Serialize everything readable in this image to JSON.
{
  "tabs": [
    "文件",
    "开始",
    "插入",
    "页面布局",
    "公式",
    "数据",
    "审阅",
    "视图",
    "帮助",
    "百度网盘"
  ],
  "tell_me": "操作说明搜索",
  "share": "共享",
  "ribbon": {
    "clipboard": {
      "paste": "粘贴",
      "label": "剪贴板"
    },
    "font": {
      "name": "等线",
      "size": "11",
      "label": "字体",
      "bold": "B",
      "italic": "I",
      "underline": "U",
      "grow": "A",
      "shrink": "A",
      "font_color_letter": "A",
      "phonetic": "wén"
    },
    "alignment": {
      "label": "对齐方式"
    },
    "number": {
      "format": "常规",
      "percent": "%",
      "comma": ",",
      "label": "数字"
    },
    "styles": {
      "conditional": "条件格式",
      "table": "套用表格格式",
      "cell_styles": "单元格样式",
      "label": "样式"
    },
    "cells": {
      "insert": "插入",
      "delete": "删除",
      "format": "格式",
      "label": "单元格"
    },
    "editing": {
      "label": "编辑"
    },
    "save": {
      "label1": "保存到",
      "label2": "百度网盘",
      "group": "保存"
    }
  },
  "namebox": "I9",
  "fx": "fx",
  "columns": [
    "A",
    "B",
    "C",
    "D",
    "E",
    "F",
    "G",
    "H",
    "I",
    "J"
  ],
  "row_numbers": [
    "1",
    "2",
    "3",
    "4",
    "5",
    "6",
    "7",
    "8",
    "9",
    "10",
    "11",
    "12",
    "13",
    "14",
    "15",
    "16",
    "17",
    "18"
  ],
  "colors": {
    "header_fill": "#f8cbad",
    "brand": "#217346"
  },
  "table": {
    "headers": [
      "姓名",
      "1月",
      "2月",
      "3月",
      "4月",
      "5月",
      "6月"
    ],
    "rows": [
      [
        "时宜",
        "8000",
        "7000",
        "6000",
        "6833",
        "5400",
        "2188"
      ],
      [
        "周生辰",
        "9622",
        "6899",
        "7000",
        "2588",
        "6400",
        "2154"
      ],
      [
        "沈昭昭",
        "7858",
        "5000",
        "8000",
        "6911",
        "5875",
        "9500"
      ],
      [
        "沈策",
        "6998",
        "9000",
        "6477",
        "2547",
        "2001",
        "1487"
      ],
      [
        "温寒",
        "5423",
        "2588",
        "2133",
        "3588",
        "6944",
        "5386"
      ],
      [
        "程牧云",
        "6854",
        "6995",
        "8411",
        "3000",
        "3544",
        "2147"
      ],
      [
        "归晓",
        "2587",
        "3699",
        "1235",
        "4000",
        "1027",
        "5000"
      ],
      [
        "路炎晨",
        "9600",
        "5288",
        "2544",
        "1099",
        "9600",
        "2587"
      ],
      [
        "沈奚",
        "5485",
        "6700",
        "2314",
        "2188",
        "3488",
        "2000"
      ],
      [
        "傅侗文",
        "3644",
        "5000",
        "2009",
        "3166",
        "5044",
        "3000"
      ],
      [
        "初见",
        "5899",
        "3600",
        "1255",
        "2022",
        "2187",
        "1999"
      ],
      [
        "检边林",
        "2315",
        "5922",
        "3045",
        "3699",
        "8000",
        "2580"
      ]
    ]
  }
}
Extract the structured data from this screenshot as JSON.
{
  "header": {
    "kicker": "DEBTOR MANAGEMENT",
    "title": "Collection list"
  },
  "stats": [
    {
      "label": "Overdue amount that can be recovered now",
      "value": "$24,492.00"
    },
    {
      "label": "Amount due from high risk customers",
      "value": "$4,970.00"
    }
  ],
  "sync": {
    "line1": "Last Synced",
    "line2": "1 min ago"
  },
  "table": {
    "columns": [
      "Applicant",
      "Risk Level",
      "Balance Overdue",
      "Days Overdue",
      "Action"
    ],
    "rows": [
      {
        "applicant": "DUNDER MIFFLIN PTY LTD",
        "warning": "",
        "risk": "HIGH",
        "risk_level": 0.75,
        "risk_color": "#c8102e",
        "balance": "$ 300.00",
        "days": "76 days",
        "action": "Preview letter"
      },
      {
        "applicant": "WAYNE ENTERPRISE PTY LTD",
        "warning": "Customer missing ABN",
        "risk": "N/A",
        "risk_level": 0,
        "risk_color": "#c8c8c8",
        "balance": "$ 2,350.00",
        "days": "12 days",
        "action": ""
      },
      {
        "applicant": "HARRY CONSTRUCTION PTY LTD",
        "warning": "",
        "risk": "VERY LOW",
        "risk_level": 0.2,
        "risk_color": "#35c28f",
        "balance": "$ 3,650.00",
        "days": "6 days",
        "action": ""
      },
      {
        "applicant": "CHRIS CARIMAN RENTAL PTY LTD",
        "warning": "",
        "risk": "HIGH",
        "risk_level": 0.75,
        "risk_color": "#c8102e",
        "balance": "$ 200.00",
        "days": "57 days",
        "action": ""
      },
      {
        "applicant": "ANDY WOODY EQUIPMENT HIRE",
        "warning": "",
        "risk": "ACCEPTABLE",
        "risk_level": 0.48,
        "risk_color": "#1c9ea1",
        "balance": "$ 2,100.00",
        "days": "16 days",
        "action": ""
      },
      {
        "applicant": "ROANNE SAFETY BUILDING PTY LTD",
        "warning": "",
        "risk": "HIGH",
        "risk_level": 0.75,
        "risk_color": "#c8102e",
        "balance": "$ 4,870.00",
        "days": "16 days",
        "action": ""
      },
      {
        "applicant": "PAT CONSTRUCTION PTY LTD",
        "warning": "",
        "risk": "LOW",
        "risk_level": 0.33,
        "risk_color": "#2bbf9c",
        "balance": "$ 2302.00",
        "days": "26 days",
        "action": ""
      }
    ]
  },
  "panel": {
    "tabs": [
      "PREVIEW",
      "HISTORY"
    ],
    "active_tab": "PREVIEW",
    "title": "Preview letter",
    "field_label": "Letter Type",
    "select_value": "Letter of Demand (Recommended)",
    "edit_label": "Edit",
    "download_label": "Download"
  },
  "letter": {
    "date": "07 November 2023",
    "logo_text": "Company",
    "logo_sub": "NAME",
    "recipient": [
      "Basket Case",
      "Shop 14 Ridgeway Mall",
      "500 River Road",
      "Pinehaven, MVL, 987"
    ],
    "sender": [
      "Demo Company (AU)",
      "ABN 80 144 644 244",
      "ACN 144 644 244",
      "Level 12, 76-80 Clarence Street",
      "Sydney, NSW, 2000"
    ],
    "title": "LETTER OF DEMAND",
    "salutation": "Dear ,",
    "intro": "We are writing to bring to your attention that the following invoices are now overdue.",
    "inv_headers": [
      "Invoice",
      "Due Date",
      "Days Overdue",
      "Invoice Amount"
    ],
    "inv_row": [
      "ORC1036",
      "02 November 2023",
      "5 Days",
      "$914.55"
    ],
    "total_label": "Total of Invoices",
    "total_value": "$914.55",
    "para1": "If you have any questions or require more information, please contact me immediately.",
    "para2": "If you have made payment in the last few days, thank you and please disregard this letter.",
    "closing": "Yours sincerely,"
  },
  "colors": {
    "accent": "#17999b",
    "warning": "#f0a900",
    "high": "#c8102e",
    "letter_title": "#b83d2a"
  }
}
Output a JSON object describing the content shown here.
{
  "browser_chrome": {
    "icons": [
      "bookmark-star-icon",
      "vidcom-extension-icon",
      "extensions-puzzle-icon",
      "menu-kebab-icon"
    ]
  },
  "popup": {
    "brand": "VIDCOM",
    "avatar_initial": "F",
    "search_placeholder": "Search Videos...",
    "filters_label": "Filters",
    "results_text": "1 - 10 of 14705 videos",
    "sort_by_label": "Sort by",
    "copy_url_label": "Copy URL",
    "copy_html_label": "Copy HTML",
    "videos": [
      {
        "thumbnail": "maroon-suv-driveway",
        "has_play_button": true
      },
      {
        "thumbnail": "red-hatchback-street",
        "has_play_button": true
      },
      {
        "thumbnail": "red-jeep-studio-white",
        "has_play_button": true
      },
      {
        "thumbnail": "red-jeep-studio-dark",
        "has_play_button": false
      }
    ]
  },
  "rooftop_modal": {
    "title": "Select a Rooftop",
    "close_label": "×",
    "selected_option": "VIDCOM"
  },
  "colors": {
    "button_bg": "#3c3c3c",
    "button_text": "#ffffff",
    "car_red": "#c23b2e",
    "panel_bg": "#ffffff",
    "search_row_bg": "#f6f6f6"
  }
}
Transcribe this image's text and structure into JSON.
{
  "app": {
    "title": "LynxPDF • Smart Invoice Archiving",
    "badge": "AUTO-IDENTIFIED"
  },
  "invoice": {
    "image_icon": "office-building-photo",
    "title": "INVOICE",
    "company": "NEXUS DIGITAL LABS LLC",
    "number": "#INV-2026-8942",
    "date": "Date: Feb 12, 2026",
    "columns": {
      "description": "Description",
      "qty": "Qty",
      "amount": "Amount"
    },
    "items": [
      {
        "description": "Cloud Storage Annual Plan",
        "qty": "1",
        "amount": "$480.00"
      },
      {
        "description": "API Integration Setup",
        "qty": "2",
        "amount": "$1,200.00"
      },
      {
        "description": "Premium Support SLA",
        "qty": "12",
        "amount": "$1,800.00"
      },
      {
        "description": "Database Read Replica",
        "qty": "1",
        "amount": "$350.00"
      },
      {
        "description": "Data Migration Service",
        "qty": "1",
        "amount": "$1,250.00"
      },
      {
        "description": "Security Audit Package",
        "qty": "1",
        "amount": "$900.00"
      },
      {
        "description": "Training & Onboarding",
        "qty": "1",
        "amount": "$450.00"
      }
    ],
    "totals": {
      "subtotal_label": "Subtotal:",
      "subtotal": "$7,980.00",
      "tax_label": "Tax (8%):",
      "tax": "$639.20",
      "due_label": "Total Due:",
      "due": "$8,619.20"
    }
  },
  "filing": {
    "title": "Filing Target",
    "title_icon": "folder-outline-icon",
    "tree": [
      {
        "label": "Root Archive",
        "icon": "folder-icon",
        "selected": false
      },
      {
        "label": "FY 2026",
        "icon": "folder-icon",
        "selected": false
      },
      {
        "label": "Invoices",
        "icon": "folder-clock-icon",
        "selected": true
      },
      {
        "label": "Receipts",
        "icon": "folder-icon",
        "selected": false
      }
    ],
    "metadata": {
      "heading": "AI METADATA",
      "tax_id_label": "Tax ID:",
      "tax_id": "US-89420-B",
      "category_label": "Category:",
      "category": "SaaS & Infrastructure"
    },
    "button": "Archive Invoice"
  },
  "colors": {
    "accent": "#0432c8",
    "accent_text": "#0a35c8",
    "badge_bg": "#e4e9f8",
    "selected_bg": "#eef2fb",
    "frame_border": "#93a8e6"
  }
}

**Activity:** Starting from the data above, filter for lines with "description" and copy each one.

**Answer box:**
      "description": "Description",
        "description": "Cloud Storage Annual Plan",
        "description": "API Integration Setup",
        "description": "Premium Support SLA",
        "description": "Database Read Replica",
        "description": "Data Migration Service",
        "description": "Security Audit Package",
        "description": "Training & Onboarding",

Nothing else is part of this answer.